The party, which was known at the time to have significant personality and policy clashes, was in regular informal contact with Government officials, as well as having formal meetings with ministers.
JE McConnell, a civil servant in the Political Affairs Branch of the NIO who regularly spoke to politicians to gather intelligence on the state of the parties, reported on candid comments by John Hume in 1990.
Among files declassified at the Public Record Office in Belfast under the 20 Year Rule is a ‘confidential and personal’ memo of 28 June relates details of a conversation with the SDLP leader.
Mr McConnell wrote: “He then went on to describe the continuing ill-will between himself and Seamus Mallon.”
He added: “The conversation with Mr Hume was a very disjointed one (not unusual) but I detected from his remarks that he is concerned ... [and that] he genuinely doesn’t trust Jim Molyneaux.”
Another note from Mr McConnell, after a late night phone call with South Down SDLP MP Eddie McGrady, revealed further deeply strained relationships at the top of what was then the largest nationalist party.
At 6.30pm, Mr McGrady told the NIO official that he had not yet heard from Mr Hume and suggested that the civil servant ring back “as late as possible and certainly after midnight”.
When Mr McConnell rang back at 12.30am Mr Hume had still not contacted his colleague (seemingly about an important development that day).

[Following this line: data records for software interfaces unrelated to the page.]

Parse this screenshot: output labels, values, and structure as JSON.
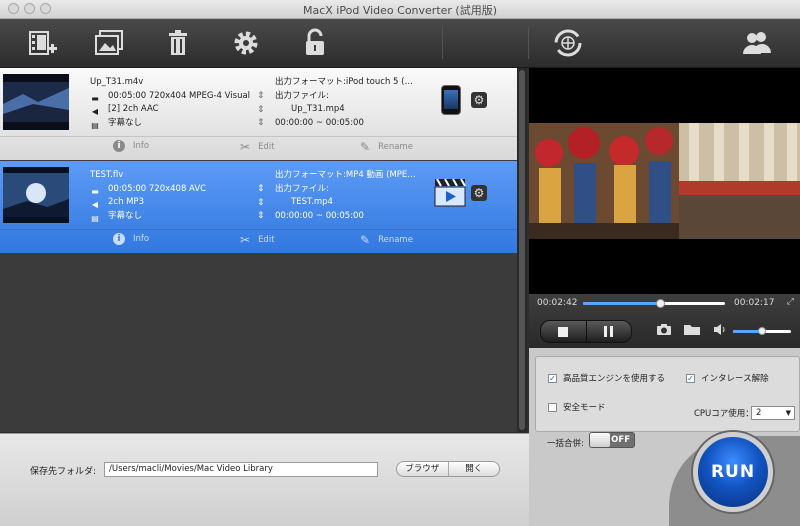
{
  "window": {
    "title": "MacX iPod Video Converter (試用版)"
  },
  "files": [
    {
      "name": "Up_T31.m4v",
      "video": "00:05:00 720x404 MPEG-4 Visual",
      "audio": "[2] 2ch AAC",
      "subtitle": "字幕なし",
      "output_format": "出力フォーマット:iPod touch 5 (…",
      "output_file_label": "出力ファイル:",
      "output_file": "Up_T31.mp4",
      "range": "00:00:00 ~ 00:05:00",
      "device": "ipod-icon"
    },
    {
      "name": "TEST.flv",
      "video": "00:05:00 720x408 AVC",
      "audio": "2ch MP3",
      "subtitle": "字幕なし",
      "output_format": "出力フォーマット:MP4 動画 (MPE…",
      "output_file_label": "出力ファイル:",
      "output_file": "TEST.mp4",
      "range": "00:00:00 ~ 00:05:00",
      "device": "clapperboard-icon"
    }
  ],
  "row_actions": {
    "info": "Info",
    "edit": "Edit",
    "rename": "Rename"
  },
  "save": {
    "label": "保存先フォルダ:",
    "path": "/Users/macli/Movies/Mac Video Library",
    "browse": "ブラウザ",
    "open": "開く"
  },
  "player": {
    "elapsed": "00:02:42",
    "remaining": "00:02:17",
    "progress": 0.54,
    "volume": 0.5
  },
  "options": {
    "hq_engine": "高品質エンジンを使用する",
    "deinterlace": "インタレース解除",
    "safe_mode": "安全モード",
    "cpu_label": "CPUコア使用：",
    "cpu_value": "2",
    "merge_label": "一括合併:",
    "merge_state": "OFF",
    "hq_checked": true,
    "deinterlace_checked": true,
    "safe_checked": false
  },
  "run": {
    "label": "RUN"
  },
  "colors": {
    "selected_row": "#3d82e8",
    "accent": "#58a5ff",
    "run": "#1254c2"
  }
}
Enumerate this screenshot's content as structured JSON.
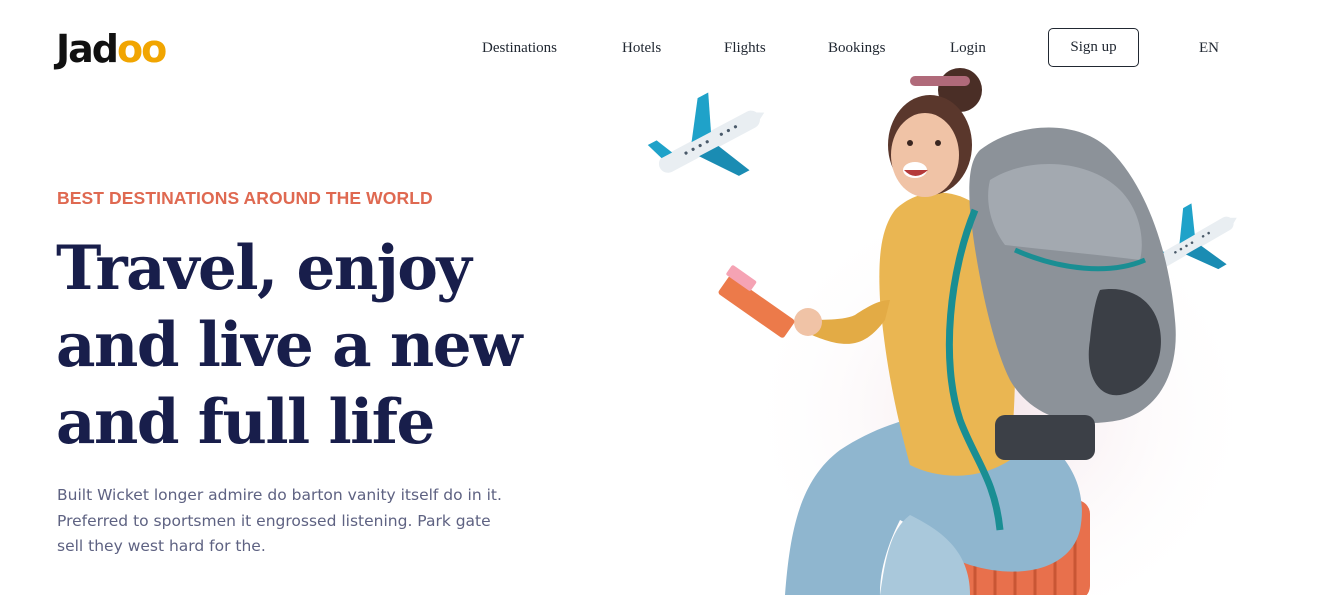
{
  "logo": {
    "text_main": "Jad",
    "text_accent": "oo"
  },
  "nav": {
    "items": [
      "Destinations",
      "Hotels",
      "Flights",
      "Bookings",
      "Login"
    ],
    "signup_label": "Sign up",
    "language": "EN"
  },
  "hero": {
    "eyebrow": "BEST DESTINATIONS AROUND THE WORLD",
    "headline_lines": [
      "Travel, enjoy",
      "and live a new",
      "and full life"
    ],
    "description_lines": [
      "Built Wicket longer admire do barton vanity itself do in it.",
      "Preferred to sportsmen it engrossed listening. Park gate",
      "sell they west hard for the."
    ]
  },
  "colors": {
    "accent": "#df6951",
    "heading": "#181e4b",
    "body_text": "#5e6282",
    "logo_accent": "#f1a501"
  },
  "icons": [
    "airplane-icon",
    "airplane-icon"
  ]
}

Mr McConnell said that “he remains very angry that Mr Hume has not contacted him and he will now go off on his two week holiday without any further contact”.
Another memo from Mr McConnell in June 1990 said: “Over the past 24 hours I have had lengthy conversations with Seamus Mallon, Mark Durkan and Joe Hendron, during which I made it quite clear that Mallon’s remarks had been deeply unhelpful not least because they were forcing unionists to respond in public, hence raising the temperature.
“Durkan said that Hume was furious with Mallon (repetition of what Hume told me on Sunday); in a separate conversation Mallon said rather wryly that he now required protection from his own party rather than from the media.”
Yet another memo from the same official follows that theme. The 19 June 1990 note said “Eddie McGrady then rang me and was clearly upset at the turn of events over the last few days.
“He told me that he didn’t think that Mr Mallon was taking an overtly Dublin line so much as acting in a fit of pique because of some disagreement he has with John Hume.
“He went on to say that it does not even have the saving grace of having some sort of political plan behind it.”
The previous week, on 15 June, Mr Mallon and Mr Hume had arranged to meet the Secretary of State in London at midday but kept him waiting for 45 minutes due to Mr Mallon’s late arrival.